Training, Training, Training!
- Mental health awareness training
- Ensure work-placed equality and diversity training and facilitation is in place and mandatory for all employees – mainstream this as a part of automatic workplace cultures
- Organisations needed to be more proactive in providing equality and diversity specific training.
- Companies have a wider obligation to protect their staff through exposure to the physical and mental pressures of work. It was felt that there is a lack of understanding within the industry of what long-term effects the requirements of the job are placing on people, and that we are a long way behind other industries in identifying these health risks and introducing directives and working practices to minimise them. The extension of this is that many people now suffer long-term illnesses (physical and mental) as a direct result of their working life, and there should be a greater duty of care placed upon the companies and organisations.
- Review recruitment processes considering equality and diversity issues
- Disciplinary culture puts some people off (e.g. drinking, closely shared living facilities, etc.). How can we change that?
- Broadening pathways into management or senior roles within commercial organisations in particular. The narrow breadth of the career path and the rigidity of ‘traditional’ routes through a typical archaeological firm or consultancy can make it particularly difficult for women to advance to those roles.
- Companies need to provide the right equipment. This discussion was mainly around the lack of availability of gender-specific PPE, but it ultimately also covered the generally poor level of equipment provided to staff by companies.
Assess and Compare
- Don’t just allow employers to do ‘tick box’ equality and diversity – implement, monitor and demonstrate performance against specific measurable targets/objectives
- There was some discussion about the ratio of women to men in ‘specialist’ roles in archaeological units or consultancies. There were no figures we were aware of on which to empirically base the discussion, but it was felt, at least anecdotally, that specialisms may offer a more flexible work/life balance into which women either move or are pushed. The knock-on effect of this is that specialist roles are often career ‘dead ends’ with no progression to senior management. It was agreed that more data in this area would be incredibly useful.
- Self-reflection within organisations is to be strongly encouraged, preferably through pressure from within from their own staff. Companies should be encouraged to be unafraid in searching out areas where they may be underperforming and putting them right. Where possible this should be empirical and data-driven.

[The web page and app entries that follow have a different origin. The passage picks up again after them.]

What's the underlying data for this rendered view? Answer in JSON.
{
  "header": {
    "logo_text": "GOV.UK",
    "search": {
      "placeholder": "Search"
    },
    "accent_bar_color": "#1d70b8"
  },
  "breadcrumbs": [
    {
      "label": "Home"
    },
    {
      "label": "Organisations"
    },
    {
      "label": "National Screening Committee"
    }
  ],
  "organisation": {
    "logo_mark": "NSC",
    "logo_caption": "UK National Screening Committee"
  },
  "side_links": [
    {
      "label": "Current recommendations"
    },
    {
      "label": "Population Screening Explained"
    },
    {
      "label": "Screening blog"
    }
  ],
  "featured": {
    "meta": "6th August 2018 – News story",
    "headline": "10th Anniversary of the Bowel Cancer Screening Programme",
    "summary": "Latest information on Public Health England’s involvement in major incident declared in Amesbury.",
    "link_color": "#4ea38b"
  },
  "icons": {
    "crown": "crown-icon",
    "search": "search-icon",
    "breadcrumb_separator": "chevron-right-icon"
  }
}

- Have equality officer
- Have equalities procedure
- To have reporting procedures that are independent of hierarchy in organisations
- Have formal equality and diversity advocates embedded throughout an organisation, and provide them with on-going training, support and crucially time to actively contribute
- Ensure equality and diversity compliance by suppliers of products and services – refuse to work with those organisations that cannot demonstrate active commitment to equality and diversity
- Promote in the public consciousness equality and diversity within the profession, e.g. in media opportunities, public access to sites, etc. (but don’t just make this a ‘public access’ / disability issue)
- Archaeology and [post-]colonialism: it’s still often a reality or perception of ‘white people in foreign countries’ (including things like the British ‘schools’ in Rome, etc., also UK funding for international fieldwork). How do we challenge this?
- Archaeology and religion, especially ‘creationism’ that runs counter to scientific studies of the deep past: what’s our disciplinary position and approach to this?
- Technology can be divisive, unequal
- Embed heritage better in schools to appeal to a wider demographic – help teachers build their confidence in teaching what they may perceive of as ‘difficult’ subjects like prehistory by providing accessible teaching materials
- Promote archaeology within wider place-making and identity building to get a wider demographic involved